Study material:

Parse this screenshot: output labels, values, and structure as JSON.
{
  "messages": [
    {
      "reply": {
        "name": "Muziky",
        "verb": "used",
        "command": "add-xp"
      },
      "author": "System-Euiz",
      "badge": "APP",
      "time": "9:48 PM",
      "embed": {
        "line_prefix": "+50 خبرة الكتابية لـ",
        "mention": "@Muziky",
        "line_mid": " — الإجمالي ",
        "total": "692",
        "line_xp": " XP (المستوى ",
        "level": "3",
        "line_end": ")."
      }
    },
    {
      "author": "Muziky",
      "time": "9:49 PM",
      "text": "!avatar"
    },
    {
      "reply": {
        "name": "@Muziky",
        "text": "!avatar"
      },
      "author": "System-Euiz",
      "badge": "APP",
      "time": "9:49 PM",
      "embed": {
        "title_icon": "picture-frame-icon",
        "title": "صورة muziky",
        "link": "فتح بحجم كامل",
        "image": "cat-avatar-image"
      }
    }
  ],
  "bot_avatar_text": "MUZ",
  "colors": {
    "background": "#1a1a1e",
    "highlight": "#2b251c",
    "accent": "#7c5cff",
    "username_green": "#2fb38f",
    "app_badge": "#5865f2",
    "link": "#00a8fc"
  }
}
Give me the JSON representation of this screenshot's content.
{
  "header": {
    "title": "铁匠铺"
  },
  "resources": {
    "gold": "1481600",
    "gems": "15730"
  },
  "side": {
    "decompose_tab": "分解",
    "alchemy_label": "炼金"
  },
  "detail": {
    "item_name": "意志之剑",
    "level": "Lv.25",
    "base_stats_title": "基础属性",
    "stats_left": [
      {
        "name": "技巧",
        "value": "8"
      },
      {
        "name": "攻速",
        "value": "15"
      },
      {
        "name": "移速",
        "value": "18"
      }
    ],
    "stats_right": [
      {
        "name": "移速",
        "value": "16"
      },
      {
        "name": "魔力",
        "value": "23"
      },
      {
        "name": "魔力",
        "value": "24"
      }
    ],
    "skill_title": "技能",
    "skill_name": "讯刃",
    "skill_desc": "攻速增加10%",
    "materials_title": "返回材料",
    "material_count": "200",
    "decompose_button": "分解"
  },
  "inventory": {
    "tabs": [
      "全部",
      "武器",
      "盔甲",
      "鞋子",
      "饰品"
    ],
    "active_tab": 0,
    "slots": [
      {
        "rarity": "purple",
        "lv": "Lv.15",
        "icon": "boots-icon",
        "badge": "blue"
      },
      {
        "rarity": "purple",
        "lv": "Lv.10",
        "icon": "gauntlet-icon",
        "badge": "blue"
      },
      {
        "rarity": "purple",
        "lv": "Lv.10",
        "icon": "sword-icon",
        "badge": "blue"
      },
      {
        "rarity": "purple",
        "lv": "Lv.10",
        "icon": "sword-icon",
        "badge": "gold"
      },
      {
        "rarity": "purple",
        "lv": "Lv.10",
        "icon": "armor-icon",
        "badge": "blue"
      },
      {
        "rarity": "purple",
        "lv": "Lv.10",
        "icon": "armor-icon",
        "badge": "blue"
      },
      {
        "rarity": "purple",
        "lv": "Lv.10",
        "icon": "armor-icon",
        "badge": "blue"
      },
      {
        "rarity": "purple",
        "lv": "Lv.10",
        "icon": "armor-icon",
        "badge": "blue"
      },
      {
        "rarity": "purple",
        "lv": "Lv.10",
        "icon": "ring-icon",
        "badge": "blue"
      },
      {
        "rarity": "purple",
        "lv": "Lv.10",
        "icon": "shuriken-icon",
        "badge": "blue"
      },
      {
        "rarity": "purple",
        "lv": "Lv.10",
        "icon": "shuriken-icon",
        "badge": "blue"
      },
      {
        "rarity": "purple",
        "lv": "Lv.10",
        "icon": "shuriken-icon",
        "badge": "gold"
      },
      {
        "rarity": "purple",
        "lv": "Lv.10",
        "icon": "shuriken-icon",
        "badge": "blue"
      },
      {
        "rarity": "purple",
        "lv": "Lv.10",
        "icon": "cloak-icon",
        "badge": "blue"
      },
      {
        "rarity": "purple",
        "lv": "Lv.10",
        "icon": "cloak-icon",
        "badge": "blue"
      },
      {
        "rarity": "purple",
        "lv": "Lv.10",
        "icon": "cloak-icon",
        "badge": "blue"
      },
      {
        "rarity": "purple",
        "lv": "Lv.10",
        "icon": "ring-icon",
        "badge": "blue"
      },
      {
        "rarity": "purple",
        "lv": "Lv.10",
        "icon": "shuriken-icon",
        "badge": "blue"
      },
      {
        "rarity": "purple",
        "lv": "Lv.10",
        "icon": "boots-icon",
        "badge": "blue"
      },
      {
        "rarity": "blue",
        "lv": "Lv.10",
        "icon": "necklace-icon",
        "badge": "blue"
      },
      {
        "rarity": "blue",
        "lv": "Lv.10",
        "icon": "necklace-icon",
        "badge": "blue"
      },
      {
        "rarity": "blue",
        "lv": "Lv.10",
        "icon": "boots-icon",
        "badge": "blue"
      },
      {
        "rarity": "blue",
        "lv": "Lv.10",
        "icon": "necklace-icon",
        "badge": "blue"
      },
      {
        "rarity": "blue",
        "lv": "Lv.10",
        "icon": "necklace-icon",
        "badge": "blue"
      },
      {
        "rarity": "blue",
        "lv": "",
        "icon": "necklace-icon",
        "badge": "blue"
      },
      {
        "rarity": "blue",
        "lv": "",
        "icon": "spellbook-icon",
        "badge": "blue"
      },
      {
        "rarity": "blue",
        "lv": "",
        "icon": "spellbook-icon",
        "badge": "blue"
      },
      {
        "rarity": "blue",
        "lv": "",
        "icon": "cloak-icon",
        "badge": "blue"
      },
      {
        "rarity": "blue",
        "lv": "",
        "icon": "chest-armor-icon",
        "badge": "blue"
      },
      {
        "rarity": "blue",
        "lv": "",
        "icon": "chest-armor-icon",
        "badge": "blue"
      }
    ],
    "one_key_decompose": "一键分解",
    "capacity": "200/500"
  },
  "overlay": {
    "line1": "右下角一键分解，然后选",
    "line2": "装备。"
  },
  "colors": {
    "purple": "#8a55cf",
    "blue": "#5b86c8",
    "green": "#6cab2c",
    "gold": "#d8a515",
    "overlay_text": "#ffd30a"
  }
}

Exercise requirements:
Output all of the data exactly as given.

Task result:
Parse this screenshot: output labels, values, and structure as JSON.
{
  "messages": [
    {
      "reply": {
        "name": "Muziky",
        "verb": "used",
        "command": "add-xp"
      },
      "author": "System-Euiz",
      "badge": "APP",
      "time": "9:48 PM",
      "embed": {
        "line_prefix": "+50 خبرة الكتابية لـ",
        "mention": "@Muziky",
        "line_mid": " — الإجمالي ",
        "total": "692",
        "line_xp": " XP (المستوى ",
        "level": "3",
        "line_end": ")."
      }
    },
    {
      "author": "Muziky",
      "time": "9:49 PM",
      "text": "!avatar"
    },
    {
      "reply": {
        "name": "@Muziky",
        "text": "!avatar"
      },
      "author": "System-Euiz",
      "badge": "APP",
      "time": "9:49 PM",
      "embed": {
        "title_icon": "picture-frame-icon",
        "title": "صورة muziky",
        "link": "فتح بحجم كامل",
        "image": "cat-avatar-image"
      }
    }
  ],
  "bot_avatar_text": "MUZ",
  "colors": {
    "background": "#1a1a1e",
    "highlight": "#2b251c",
    "accent": "#7c5cff",
    "username_green": "#2fb38f",
    "app_badge": "#5865f2",
    "link": "#00a8fc"
  }
}
Give me the JSON representation of this screenshot's content.
{
  "header": {
    "title": "铁匠铺"
  },
  "resources": {
    "gold": "1481600",
    "gems": "15730"
  },
  "side": {
    "decompose_tab": "分解",
    "alchemy_label": "炼金"
  },
  "detail": {
    "item_name": "意志之剑",
    "level": "Lv.25",
    "base_stats_title": "基础属性",
    "stats_left": [
      {
        "name": "技巧",
        "value": "8"
      },
      {
        "name": "攻速",
        "value": "15"
      },
      {
        "name": "移速",
        "value": "18"
      }
    ],
    "stats_right": [
      {
        "name": "移速",
        "value": "16"
      },
      {
        "name": "魔力",
        "value": "23"
      },
      {
        "name": "魔力",
        "value": "24"
      }
    ],
    "skill_title": "技能",
    "skill_name": "讯刃",
    "skill_desc": "攻速增加10%",
    "materials_title": "返回材料",
    "material_count": "200",
    "decompose_button": "分解"
  },
  "inventory": {
    "tabs": [
      "全部",
      "武器",
      "盔甲",
      "鞋子",
      "饰品"
    ],
    "active_tab": 0,
    "slots": [
      {
        "rarity": "purple",
        "lv": "Lv.15",
        "icon": "boots-icon",
        "badge": "blue"
      },
      {
        "rarity": "purple",
        "lv": "Lv.10",
        "icon": "gauntlet-icon",
        "badge": "blue"
      },
      {
        "rarity": "purple",
        "lv": "Lv.10",
        "icon": "sword-icon",
        "badge": "blue"
      },
      {
        "rarity": "purple",
        "lv": "Lv.10",
        "icon": "sword-icon",
        "badge": "gold"
      },
      {
        "rarity": "purple",
        "lv": "Lv.10",
        "icon": "armor-icon",
        "badge": "blue"
      },
      {
        "rarity": "purple",
        "lv": "Lv.10",
        "icon": "armor-icon",
        "badge": "blue"
      },
      {
        "rarity": "purple",
        "lv": "Lv.10",
        "icon": "armor-icon",
        "badge": "blue"
      },
      {
        "rarity": "purple",
        "lv": "Lv.10",
        "icon": "armor-icon",
        "badge": "blue"
      },
      {
        "rarity": "purple",
        "lv": "Lv.10",
        "icon": "ring-icon",
        "badge": "blue"
      },
      {
        "rarity": "purple",
        "lv": "Lv.10",
        "icon": "shuriken-icon",
        "badge": "blue"
      },
      {
        "rarity": "purple",
        "lv": "Lv.10",
        "icon": "shuriken-icon",
        "badge": "blue"
      },
      {
        "rarity": "purple",
        "lv": "Lv.10",
        "icon": "shuriken-icon",
        "badge": "gold"
      },
      {
        "rarity": "purple",
        "lv": "Lv.10",
        "icon": "shuriken-icon",
        "badge": "blue"
      },
      {
        "rarity": "purple",
        "lv": "Lv.10",
        "icon": "cloak-icon",
        "badge": "blue"
      },
      {
        "rarity": "purple",
        "lv": "Lv.10",
        "icon": "cloak-icon",
        "badge": "blue"
      },
      {
        "rarity": "purple",
        "lv": "Lv.10",
        "icon": "cloak-icon",
        "badge": "blue"
      },
      {
        "rarity": "purple",
        "lv": "Lv.10",
        "icon": "ring-icon",
        "badge": "blue"
      },
      {
        "rarity": "purple",
        "lv": "Lv.10",
        "icon": "shuriken-icon",
        "badge": "blue"
      },
      {
        "rarity": "purple",
        "lv": "Lv.10",
        "icon": "boots-icon",
        "badge": "blue"
      },
      {
        "rarity": "blue",
        "lv": "Lv.10",
        "icon": "necklace-icon",
        "badge": "blue"
      },
      {
        "rarity": "blue",
        "lv": "Lv.10",
        "icon": "necklace-icon",
        "badge": "blue"
      },
      {
        "rarity": "blue",
        "lv": "Lv.10",
        "icon": "boots-icon",
        "badge": "blue"
      },
      {
        "rarity": "blue",
        "lv": "Lv.10",
        "icon": "necklace-icon",
        "badge": "blue"
      },
      {
        "rarity": "blue",
        "lv": "Lv.10",
        "icon": "necklace-icon",
        "badge": "blue"
      },
      {
        "rarity": "blue",
        "lv": "",
        "icon": "necklace-icon",
        "badge": "blue"
      },
      {
        "rarity": "blue",
        "lv": "",
        "icon": "spellbook-icon",
        "badge": "blue"
      },
      {
        "rarity": "blue",
        "lv": "",
        "icon": "spellbook-icon",
        "badge": "blue"
      },
      {
        "rarity": "blue",
        "lv": "",
        "icon": "cloak-icon",
        "badge": "blue"
      },
      {
        "rarity": "blue",
        "lv": "",
        "icon": "chest-armor-icon",
        "badge": "blue"
      },
      {
        "rarity": "blue",
        "lv": "",
        "icon": "chest-armor-icon",
        "badge": "blue"
      }
    ],
    "one_key_decompose": "一键分解",
    "capacity": "200/500"
  },
  "overlay": {
    "line1": "右下角一键分解，然后选",
    "line2": "装备。"
  },
  "colors": {
    "purple": "#8a55cf",
    "blue": "#5b86c8",
    "green": "#6cab2c",
    "gold": "#d8a515",
    "overlay_text": "#ffd30a"
  }
}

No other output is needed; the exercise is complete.